◆ What is being asked
Out of the entries that follow, copy each line containing "value".
**** Input data ****
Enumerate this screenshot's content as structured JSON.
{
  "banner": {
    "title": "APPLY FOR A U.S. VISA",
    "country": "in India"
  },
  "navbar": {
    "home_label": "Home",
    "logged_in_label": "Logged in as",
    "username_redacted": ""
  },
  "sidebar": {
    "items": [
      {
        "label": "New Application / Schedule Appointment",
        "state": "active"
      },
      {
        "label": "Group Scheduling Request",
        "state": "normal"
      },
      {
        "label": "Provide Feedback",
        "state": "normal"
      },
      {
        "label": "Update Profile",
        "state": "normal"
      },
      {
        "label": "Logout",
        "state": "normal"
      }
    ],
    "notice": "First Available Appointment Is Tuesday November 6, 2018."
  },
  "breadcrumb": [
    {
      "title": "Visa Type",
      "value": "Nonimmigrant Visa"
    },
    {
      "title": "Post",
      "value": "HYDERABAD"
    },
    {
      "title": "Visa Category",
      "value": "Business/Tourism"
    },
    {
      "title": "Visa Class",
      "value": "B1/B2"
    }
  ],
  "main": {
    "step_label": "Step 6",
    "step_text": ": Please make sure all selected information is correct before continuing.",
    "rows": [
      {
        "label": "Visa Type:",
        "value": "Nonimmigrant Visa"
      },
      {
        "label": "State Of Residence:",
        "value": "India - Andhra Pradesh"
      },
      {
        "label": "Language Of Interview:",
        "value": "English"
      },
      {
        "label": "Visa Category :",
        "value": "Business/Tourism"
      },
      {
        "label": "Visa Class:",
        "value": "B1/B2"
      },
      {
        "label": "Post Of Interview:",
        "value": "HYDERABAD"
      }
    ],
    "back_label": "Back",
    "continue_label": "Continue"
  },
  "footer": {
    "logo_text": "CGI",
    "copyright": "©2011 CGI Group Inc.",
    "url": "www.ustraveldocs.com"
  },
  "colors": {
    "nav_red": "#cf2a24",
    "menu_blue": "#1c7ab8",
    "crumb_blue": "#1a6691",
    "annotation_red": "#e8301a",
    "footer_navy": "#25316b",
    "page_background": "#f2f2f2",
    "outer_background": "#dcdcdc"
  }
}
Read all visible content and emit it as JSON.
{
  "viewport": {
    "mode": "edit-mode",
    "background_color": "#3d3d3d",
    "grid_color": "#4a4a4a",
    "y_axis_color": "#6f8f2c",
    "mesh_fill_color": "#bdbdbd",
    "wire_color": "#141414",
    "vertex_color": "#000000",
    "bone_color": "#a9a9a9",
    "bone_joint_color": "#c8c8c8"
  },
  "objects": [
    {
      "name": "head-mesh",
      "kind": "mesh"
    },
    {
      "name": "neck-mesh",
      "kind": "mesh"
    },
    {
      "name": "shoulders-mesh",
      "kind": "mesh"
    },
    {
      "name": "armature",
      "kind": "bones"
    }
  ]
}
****
◆ Exercise answer
      "value": "Nonimmigrant Visa"
      "value": "HYDERABAD"
      "value": "Business/Tourism"
      "value": "B1/B2"
        "value": "Nonimmigrant Visa"
        "value": "India - Andhra Pradesh"
        "value": "English"
        "value": "Business/Tourism"
        "value": "B1/B2"
        "value": "HYDERABAD"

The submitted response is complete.